In Europe and the US, Eng.Salameh points out, there is much trust in the market and a strong reliance on a post-market tool to phase out non-compliance, stemming from the strong consumer rights ingrained in the culture and consumers are already empowered to go to the authorities. “You must study all things around market surveillance in the region,” he says. “It's not only harmonising standards and requirements. Many things around market surveillance aspects have to be really looked into: the culture of the consumer, the legal infrastructure, the quality infrastructure, the authority, and a commitment to market surveillance, then the whole system can be effective.”  

The lack of independent testing in the GCC

Srinivasan Rangan, Member of the Board, Eurovent Middle East, says that another issue specific to the region is the lack of available laboratories in the GCC region that allows for proper infrastructure, also agreeing that the market must be looked at in totality.

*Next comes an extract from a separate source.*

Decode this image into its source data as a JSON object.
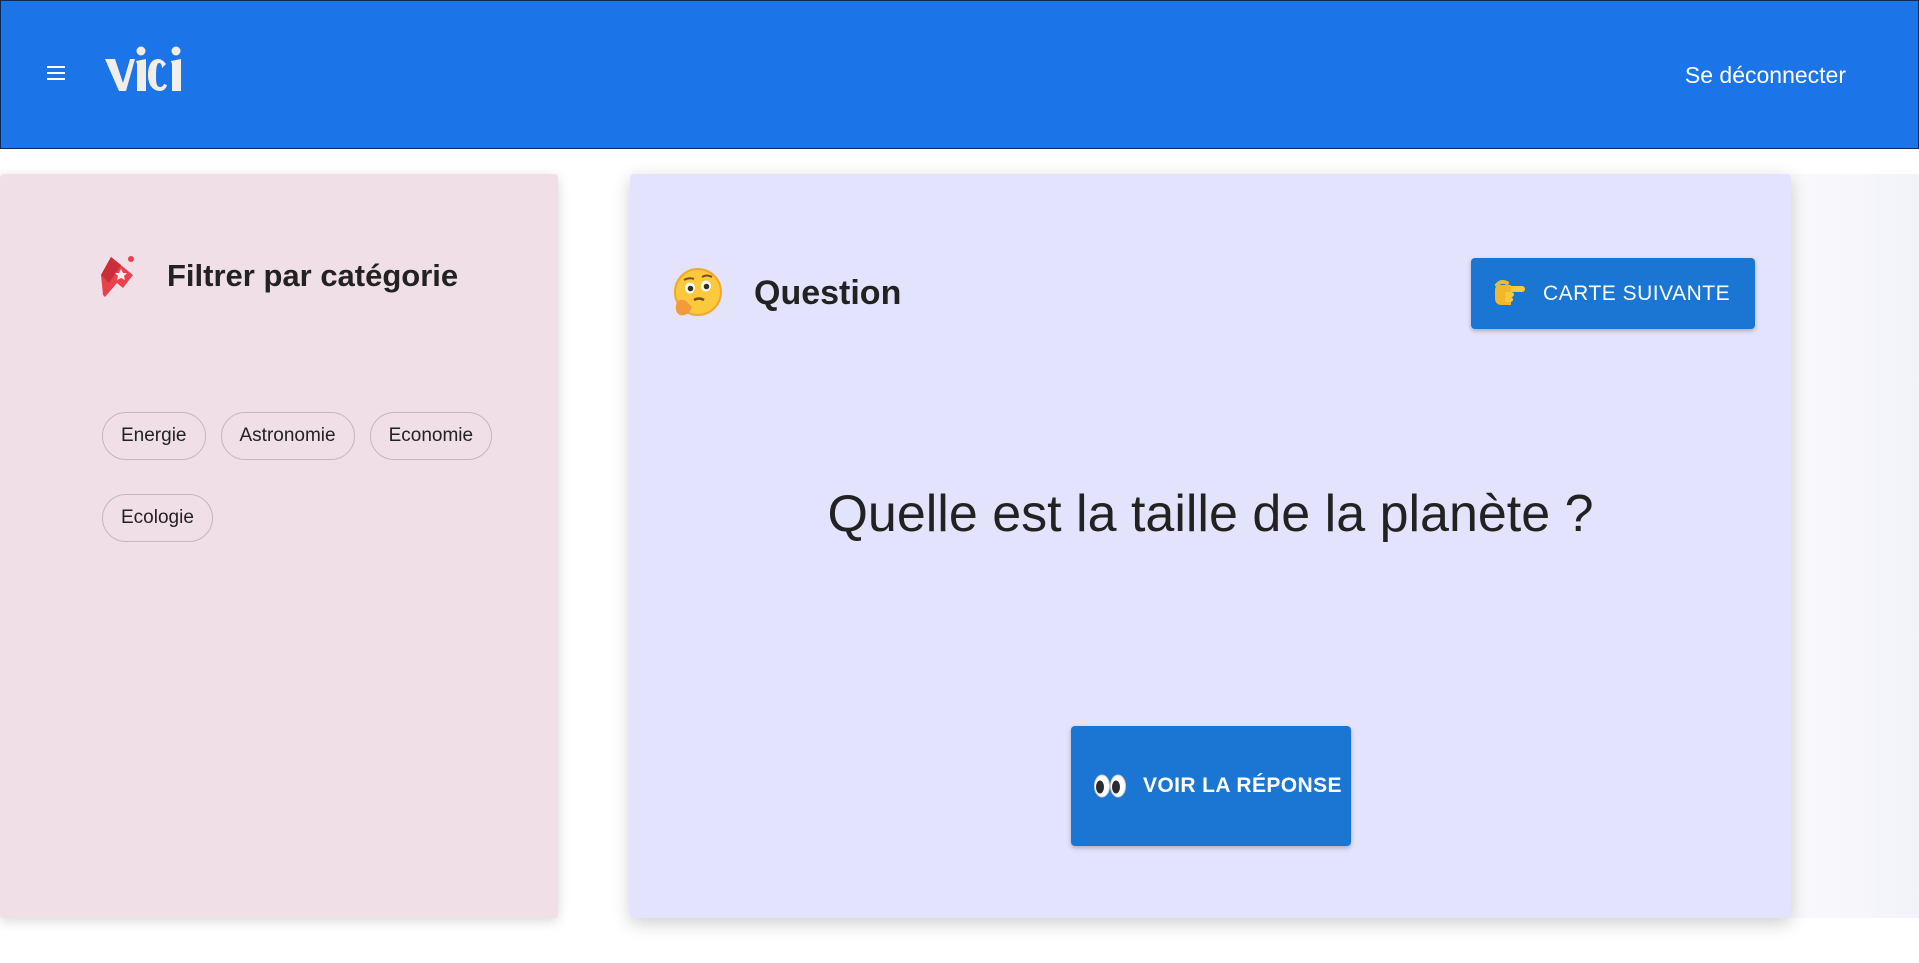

Courtey also underscores the added value of having independent laboratories to perform the tests. ”We will try to introduce labs in the future to be closer to the market, especially in Middle East and in Asia, because today we rely only on European independent labs,” he says. “But we always believe that independent labs have a value in the process of ensuring trust levels. Even for the manufacturers, I know it’s complicated, but they do want to have a neutral body to perform the tests.”

Reflecting on what associations can do to help the region step up their market surveillance game, Nabil adds that it’s important to develop a system that will fit the GCC market’s needs. Nabil also highlights the unique requirements of the region where 80% of the power goes to HVAC, and that the industry must understand that they are starting from scratch due to lack of laboratories in the region.

To this end, Rangan says that it’s also time to leverage technology to streamline market surveillance and that innovations in this field should allow for real-time market surveillance that will be easier for the people conducting them. “We should get to a point, moving forward, that it’s very easy for everybody.”

Collaboration is key

Eng. Saleh highlights the importance of stronger cooperation and knowledge sharing in the region, adding that GSO encourages member states to share information that may come from any market surveillance of a product. “So instead of wasting the efforts in each country, if, for example, in Bahrain market surveillance authorities found this product noncompliant, we encourage them to share this information with other countries.”

Rangan agrees that collaboration is the way to go. “It's important that this collaboration is also visible to the industry, that it's not just happening on a job, project or product-to-product basis,” he says. “The transparency of the whole process is going to benefit everybody.”

Echoing this, Shahin points out that if a product fails in one country in the GCC, most likely the same model will fail in other countries within the region which have the same or similar conditions. This, he says reinforces the need for harmonisation, which is critical to reducing trade barriers. “Typically, companies must create specific models for high ambient conditions, so products are specially designed for this region,” he says. “If they see many hurdles, like getting stuck in customs because the test failed of a unit that should have passed, all these frustrations will make these companies reluctant to sell their technologies and products in this region.”

Lattner adds that this would have a trickle-down effect of reducing the variety of available solutions to the market, many of which could be integral to developing energy-efficient projects. At the end of the day, we all have a common goal, says Jesudas. “We want to have safe products being supplied to the end-users and I don't see any reason why we shouldn't continue to have that conversation.”

To this end, Courtey and Lattner agree that further conversations are needed, and regulatory bodies and certification organisations should follow up and ensure that each one clearly understands the needs and benefits of the other. Supporting the market surveillance question could ultimately help harmonising standards across the region. And existing certification schemes could play an essential role therein.